*YOUR GOAL:* Where does the string "content" appear in the listing below? Copy every line where it does.
· · · ·
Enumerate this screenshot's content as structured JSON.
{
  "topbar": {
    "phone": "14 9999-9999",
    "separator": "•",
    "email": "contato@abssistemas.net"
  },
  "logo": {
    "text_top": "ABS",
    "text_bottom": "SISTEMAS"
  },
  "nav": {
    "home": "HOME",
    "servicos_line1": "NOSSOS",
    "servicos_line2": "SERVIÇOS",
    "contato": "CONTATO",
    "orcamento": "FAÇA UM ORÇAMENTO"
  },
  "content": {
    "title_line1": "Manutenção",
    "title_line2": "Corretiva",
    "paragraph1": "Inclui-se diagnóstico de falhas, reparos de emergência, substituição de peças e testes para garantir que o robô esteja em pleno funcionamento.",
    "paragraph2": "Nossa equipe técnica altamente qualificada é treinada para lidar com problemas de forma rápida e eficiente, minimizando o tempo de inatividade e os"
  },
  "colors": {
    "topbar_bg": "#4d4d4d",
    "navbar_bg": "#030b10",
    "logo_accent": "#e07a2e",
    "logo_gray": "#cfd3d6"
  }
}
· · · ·
*WRITTEN REPLY:*
Enumerate this screenshot's content as structured JSON.
  "content": {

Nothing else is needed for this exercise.